The British campaign against the Thuggee cult in India in the 1830s not only brought a useful word for brutal criminals to the English language, it was a crucial step in solidifying colonial control of the subcontinent. That’s true regardless of whether there was a real Thuggee cult—bands of men who killed travellers as part of their worship of the goddess Kali—as opposed to mundane gangs of murderers for profit, as many modern scholars believe. The suppression campaign was also a key brick in the wall of what Edward Said later called Orientalism, the Western assumption of superiority—as much moral and even cognitive as technological—over Eastern cultures. From Wilkie Collins onwards, the exciting defeat of wily but depraved Orientals by effortlessly superior Englishmen was a staple of Victorian literature.
Khair, an Indian poet who teaches literature at a Danish university, turns the Orientalist trope inside out in his engaging novel. It’s London in 1837, and Capt. William T. Meadows has brought home from India, for further phrenological research, a confessed Thug named Amir Ali. (The two names are Khair’s nod to history: Amir Ali was the Thug killer who first led the British to a mass grave of victims, and in 1839 Philip Meadows Taylor wrote the first novel about the cult, Confessions of a Thug.) Naturally, when someone begins relieving London’s poor of their heads, suspicion falls on the outsider. Amir, who has secrets—as well as his neck—to protect, has no choice but to seek out the real killer.

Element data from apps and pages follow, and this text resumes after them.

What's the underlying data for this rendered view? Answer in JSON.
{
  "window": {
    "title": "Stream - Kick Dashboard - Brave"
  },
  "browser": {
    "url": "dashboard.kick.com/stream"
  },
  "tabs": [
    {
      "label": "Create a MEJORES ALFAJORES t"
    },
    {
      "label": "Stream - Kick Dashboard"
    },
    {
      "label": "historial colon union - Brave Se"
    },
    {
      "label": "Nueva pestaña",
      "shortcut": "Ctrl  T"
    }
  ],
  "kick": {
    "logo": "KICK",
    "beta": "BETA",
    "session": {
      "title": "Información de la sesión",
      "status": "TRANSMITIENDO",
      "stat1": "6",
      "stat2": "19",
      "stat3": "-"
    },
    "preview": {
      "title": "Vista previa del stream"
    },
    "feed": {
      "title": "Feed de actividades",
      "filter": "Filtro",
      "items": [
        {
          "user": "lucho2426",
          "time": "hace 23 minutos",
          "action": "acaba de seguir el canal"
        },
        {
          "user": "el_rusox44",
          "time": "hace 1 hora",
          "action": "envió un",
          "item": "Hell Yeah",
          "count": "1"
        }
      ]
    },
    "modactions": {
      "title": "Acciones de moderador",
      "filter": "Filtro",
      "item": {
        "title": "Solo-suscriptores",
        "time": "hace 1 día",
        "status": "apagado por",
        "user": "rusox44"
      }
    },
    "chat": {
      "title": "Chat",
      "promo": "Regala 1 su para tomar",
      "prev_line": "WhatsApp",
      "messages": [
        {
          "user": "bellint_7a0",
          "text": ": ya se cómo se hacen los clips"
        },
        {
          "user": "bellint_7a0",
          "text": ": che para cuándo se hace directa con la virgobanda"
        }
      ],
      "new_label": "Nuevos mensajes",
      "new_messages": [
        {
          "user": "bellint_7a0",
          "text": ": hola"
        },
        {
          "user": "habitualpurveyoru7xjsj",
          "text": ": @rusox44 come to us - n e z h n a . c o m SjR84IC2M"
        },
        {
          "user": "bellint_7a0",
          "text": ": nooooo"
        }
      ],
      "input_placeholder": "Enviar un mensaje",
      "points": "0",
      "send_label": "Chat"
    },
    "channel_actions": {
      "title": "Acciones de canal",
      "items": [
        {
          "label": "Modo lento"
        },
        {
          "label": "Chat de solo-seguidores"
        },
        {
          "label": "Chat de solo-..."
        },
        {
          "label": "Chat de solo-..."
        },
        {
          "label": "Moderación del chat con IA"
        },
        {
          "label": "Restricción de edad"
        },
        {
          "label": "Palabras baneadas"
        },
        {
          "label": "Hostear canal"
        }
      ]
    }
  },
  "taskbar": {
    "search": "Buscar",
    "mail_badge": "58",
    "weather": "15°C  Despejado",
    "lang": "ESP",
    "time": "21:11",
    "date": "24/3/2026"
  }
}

The literary fun and games, which also include Indian versions of Victorian characters—a woman named Qui Hy does a mean Punjabi Madame Defarge—is only part of the charm of Khair’s hall of mirrors. There’s a neat little mystery in here too, even if those who ponder the author’s ironic question—just where do skull-lusting phrenologists, who actually believe character and fate can be read in the contours of a brain case, get off accusing other cultures of inferiority?—can see the answer coming.